A total of 95 areas of heightened ecological significance have been identified within the Arctic LMEs. The areas were identified primarily on the basis of their ecological importance to fish, birds and/or mammals, as these species are the most widely studied Arctic groups. The majority of areas identified are used by birds (85) and marine mammals (81), with a lower number used by fish (40, most of them spawning areas). About 70 areas are used both by birds and mammals, and only two of the areas identified are used only by fish.The areas of heightened ecological significance comprise a total area of about 12 million km2, or more than half the total area of the ice-covered part of the marine Arctic. The areas are generally not homogenous but comprise subareas used by fish, birds or mammals. Based on the approach used, subareas were identified separately for fish, birds, and mammals, or information on the use of the larger areas by these groupswas summarized. The subareas often overlap and are also often used by two or more species of birds or mammals, such as for breeding in seabird colonies or for staging by waterfowl and shorebirds. Information on species present and the times and purposes of use are given in summary tables for each LME. Thus, while the areas identified as being of heightened ecological significance cover a large total area, this is the aggregate area used over all seasons throughout the year.
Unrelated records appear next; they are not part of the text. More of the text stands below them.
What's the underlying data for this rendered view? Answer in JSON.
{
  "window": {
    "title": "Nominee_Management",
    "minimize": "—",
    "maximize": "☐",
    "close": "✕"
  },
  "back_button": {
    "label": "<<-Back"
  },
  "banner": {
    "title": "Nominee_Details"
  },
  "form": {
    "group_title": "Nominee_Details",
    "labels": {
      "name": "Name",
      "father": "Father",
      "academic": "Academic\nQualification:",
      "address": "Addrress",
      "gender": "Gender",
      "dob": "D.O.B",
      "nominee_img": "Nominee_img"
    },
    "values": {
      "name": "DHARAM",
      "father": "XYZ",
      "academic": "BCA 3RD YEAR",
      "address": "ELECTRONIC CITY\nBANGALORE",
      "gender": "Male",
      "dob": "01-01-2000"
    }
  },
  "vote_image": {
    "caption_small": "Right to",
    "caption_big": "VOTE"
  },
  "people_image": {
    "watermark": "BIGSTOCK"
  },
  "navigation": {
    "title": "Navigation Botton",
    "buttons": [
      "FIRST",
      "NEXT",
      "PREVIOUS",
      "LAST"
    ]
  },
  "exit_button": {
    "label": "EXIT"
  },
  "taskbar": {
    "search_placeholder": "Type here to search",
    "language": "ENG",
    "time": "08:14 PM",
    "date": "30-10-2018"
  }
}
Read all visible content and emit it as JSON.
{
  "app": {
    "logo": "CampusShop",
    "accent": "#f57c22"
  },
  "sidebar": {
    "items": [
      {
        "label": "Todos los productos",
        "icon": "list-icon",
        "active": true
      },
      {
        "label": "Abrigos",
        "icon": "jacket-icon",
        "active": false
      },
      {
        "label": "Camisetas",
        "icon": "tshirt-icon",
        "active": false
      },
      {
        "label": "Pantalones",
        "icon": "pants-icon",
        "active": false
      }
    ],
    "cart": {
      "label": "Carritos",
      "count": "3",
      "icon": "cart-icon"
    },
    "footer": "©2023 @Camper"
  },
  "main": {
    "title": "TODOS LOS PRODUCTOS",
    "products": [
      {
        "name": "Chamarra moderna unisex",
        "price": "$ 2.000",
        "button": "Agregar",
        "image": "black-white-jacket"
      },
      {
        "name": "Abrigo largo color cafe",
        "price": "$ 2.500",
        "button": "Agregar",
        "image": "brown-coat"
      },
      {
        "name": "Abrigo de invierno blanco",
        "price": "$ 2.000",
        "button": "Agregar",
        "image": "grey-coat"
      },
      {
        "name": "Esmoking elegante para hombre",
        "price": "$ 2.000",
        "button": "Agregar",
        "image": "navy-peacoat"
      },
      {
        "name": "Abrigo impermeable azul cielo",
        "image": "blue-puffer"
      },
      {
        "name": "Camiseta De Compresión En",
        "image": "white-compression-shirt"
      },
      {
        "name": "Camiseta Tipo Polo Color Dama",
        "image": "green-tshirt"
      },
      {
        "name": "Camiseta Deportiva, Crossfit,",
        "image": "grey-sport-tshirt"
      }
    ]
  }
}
The area used at any one time is lower due to the strong seasonal pattern in the annual migratory cycles of fish, birds and mammals.